• [What you will do]
Check each line of the records below for the word "workspace" and copy those where it appears.

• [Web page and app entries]
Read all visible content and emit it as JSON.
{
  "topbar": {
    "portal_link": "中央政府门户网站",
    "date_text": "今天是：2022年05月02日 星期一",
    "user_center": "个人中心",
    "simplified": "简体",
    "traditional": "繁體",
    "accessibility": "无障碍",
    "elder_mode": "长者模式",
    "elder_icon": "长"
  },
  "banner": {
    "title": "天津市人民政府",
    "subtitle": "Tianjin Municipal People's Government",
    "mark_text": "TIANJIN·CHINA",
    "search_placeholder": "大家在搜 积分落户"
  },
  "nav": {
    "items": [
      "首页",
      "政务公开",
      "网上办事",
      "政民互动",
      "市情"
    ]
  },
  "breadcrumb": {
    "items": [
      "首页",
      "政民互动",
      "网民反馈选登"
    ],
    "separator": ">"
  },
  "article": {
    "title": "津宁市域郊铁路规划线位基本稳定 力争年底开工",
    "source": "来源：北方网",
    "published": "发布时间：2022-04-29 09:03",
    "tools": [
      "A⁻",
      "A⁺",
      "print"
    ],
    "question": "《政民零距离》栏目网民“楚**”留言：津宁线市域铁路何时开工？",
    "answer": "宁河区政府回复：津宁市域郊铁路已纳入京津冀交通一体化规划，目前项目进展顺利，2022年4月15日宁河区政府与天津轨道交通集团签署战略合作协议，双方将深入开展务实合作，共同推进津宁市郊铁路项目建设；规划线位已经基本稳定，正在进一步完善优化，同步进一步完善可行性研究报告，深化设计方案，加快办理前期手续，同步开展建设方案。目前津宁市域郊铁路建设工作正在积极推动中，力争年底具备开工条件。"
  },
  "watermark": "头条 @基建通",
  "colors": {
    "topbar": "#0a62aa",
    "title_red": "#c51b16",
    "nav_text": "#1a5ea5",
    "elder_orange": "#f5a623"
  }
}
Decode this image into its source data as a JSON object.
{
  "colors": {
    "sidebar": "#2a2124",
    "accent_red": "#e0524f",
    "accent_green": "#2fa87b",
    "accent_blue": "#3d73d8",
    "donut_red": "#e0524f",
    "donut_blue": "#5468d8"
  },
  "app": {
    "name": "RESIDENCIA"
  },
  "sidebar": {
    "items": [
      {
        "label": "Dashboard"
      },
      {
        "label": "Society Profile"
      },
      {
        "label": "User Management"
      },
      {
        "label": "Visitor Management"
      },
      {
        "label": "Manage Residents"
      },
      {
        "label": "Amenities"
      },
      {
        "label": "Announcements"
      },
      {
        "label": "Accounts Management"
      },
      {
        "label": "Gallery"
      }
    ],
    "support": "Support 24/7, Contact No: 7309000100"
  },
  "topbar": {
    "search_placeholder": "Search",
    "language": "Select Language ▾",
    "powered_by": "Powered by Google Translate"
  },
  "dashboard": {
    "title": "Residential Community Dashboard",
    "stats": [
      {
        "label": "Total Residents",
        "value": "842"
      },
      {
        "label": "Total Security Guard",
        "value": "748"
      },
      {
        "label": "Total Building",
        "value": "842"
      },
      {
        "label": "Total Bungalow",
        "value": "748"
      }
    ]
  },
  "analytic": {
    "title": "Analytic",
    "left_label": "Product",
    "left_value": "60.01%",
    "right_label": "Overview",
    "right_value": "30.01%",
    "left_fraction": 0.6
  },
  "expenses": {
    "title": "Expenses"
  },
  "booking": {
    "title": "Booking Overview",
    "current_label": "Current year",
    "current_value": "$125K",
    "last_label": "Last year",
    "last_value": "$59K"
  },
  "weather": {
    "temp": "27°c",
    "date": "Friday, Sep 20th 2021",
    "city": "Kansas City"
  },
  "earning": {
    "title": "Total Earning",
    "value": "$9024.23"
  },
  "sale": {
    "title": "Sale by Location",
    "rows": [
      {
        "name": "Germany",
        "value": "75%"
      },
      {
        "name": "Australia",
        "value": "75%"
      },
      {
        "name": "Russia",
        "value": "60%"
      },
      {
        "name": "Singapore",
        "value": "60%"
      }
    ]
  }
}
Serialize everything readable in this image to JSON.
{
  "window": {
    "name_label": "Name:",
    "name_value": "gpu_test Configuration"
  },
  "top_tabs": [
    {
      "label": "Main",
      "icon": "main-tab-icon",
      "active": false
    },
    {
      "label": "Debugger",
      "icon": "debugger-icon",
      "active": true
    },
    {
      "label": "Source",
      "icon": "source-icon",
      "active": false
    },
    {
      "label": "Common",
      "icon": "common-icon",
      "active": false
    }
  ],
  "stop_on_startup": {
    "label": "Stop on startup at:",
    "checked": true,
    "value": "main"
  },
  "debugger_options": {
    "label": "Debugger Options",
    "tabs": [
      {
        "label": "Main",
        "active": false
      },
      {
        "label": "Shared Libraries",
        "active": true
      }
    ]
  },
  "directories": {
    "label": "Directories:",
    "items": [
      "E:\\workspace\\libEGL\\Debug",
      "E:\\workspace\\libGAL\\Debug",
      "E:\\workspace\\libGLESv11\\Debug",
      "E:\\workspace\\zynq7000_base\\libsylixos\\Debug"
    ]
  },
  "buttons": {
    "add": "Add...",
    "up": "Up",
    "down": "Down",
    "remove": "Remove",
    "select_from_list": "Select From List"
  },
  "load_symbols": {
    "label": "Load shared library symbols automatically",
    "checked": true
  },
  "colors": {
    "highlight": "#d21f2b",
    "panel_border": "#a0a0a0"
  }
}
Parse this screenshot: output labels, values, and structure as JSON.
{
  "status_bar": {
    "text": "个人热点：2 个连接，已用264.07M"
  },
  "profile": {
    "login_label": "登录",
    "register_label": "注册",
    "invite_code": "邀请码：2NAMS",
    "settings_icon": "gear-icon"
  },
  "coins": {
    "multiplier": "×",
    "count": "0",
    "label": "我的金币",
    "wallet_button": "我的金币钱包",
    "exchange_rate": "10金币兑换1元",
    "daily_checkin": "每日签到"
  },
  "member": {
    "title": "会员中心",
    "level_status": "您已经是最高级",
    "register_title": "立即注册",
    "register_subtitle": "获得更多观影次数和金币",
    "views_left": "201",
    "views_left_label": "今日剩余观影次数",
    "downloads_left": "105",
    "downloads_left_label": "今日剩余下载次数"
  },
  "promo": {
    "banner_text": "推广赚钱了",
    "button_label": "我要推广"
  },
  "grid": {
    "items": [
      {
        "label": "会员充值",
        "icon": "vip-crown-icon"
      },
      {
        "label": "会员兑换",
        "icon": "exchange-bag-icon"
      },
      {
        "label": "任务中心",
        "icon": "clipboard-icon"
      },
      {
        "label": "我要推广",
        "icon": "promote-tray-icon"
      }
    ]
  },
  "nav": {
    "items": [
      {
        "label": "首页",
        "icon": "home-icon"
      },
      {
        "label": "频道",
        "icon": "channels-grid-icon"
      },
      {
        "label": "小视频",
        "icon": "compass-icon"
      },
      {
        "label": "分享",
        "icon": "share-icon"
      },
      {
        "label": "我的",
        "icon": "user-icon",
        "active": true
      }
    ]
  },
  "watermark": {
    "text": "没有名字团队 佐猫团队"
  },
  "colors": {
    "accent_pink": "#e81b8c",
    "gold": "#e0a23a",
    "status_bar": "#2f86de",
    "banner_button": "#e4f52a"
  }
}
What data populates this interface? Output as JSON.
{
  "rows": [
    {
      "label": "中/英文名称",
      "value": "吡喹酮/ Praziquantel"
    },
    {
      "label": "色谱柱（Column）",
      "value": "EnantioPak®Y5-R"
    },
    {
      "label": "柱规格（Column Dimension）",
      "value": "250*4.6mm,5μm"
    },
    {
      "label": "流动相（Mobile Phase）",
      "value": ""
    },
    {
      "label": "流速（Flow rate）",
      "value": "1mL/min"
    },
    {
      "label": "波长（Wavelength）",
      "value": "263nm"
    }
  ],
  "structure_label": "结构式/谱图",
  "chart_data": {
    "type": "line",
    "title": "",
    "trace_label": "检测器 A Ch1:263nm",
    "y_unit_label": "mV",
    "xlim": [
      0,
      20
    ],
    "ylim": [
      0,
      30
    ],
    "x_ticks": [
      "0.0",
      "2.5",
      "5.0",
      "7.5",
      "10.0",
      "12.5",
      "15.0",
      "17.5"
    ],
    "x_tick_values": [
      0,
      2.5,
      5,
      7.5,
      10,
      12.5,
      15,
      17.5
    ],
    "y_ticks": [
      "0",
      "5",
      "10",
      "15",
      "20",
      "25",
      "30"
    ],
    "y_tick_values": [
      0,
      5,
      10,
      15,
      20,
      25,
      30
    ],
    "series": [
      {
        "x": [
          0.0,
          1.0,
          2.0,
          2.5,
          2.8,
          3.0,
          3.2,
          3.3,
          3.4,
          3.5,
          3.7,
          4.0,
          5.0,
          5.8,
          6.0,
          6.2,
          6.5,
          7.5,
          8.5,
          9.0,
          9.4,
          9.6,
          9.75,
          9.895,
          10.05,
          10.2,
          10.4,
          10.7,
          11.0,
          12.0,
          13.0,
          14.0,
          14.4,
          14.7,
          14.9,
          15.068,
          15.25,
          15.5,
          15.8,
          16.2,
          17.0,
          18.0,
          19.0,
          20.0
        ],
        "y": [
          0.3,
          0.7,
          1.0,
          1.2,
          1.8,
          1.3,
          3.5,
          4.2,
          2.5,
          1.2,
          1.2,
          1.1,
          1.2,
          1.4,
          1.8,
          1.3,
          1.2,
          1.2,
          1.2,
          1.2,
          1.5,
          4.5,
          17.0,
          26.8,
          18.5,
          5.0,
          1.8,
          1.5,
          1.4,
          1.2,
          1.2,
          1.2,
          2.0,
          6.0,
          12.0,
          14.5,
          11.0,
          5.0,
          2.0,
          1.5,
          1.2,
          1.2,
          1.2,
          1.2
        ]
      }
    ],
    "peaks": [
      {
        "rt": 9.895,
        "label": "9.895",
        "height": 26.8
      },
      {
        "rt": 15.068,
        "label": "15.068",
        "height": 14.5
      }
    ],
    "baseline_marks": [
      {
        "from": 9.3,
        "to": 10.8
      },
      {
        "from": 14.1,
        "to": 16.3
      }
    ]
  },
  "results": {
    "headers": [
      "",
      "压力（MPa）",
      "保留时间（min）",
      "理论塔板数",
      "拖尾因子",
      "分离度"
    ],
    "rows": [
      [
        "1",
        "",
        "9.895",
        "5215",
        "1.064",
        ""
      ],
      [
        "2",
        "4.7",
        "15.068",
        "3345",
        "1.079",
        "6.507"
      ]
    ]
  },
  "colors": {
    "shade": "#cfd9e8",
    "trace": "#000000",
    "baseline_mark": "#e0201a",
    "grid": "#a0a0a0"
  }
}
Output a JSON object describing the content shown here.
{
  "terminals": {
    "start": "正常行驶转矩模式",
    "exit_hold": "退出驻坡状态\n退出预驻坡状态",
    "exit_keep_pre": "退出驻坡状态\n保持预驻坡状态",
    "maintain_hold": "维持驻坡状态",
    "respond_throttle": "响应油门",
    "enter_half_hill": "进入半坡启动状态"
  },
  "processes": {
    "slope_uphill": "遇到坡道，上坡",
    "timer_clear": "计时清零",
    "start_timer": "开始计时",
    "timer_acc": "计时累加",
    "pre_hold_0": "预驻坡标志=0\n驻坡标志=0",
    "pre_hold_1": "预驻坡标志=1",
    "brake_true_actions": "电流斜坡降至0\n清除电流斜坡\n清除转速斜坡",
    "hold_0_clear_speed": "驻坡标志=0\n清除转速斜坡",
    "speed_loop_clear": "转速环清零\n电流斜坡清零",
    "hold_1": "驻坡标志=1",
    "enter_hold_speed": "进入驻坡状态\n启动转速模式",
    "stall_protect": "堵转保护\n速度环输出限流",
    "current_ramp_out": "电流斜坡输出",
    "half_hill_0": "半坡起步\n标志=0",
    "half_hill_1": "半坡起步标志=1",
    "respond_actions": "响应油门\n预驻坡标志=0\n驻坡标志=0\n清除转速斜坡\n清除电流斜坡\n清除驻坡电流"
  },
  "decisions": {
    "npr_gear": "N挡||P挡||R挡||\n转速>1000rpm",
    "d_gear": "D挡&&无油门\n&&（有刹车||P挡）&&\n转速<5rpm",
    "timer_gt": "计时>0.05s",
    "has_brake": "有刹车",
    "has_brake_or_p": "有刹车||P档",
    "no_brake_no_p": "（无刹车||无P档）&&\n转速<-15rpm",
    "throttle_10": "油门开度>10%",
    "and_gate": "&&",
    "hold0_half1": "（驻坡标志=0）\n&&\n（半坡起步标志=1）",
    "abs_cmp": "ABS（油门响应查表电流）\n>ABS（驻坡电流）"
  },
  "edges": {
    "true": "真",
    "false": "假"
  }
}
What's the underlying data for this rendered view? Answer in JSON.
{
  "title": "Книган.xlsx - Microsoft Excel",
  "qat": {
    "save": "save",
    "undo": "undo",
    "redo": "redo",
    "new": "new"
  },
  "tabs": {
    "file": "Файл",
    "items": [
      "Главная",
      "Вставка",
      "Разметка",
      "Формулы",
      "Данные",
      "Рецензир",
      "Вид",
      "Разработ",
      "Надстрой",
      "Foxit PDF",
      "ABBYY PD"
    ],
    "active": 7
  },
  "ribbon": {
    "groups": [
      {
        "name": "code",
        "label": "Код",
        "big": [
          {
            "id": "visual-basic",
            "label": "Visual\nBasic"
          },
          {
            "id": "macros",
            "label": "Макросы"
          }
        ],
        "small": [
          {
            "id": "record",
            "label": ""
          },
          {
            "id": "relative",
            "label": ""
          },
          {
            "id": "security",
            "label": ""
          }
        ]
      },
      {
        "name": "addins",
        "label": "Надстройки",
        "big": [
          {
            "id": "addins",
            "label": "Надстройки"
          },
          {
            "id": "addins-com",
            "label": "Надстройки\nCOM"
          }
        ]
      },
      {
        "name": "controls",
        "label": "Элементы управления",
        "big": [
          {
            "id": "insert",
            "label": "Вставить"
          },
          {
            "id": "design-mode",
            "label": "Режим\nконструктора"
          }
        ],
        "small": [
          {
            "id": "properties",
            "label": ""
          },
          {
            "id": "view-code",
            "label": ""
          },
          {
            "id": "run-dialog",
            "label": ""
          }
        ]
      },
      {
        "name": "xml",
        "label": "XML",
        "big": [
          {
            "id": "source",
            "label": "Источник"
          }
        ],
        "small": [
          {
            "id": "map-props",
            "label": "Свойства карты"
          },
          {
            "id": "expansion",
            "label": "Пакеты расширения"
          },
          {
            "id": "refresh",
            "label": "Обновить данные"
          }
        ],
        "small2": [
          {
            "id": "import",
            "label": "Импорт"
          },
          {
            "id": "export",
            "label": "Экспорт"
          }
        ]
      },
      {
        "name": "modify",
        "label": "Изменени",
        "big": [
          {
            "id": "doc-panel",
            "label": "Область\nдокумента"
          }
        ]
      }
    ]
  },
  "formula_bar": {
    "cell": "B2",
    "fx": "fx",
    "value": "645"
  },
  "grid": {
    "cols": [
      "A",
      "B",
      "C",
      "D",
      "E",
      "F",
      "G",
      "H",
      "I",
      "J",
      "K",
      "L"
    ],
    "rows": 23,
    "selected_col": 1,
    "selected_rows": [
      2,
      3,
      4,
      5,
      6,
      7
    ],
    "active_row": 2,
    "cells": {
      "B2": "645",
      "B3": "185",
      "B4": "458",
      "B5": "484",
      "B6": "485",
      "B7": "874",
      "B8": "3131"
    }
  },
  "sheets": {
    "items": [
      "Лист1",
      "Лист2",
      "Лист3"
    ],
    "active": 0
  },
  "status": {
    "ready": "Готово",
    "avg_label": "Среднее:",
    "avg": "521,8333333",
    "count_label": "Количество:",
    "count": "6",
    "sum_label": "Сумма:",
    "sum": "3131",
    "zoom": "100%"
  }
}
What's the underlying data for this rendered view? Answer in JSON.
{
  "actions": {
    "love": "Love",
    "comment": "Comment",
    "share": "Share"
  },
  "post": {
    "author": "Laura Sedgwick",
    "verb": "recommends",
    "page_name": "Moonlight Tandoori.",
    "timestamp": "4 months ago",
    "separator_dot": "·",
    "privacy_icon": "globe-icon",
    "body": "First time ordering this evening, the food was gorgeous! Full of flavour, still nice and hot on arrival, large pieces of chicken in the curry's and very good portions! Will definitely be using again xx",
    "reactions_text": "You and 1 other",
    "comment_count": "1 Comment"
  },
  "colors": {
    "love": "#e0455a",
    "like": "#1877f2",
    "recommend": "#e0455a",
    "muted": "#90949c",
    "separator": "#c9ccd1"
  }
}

• [Solution to this problem]
      "E:\\workspace\\libEGL\\Debug",
      "E:\\workspace\\libGAL\\Debug",
      "E:\\workspace\\libGLESv11\\Debug",
      "E:\\workspace\\zynq7000_base\\libsylixos\\Debug"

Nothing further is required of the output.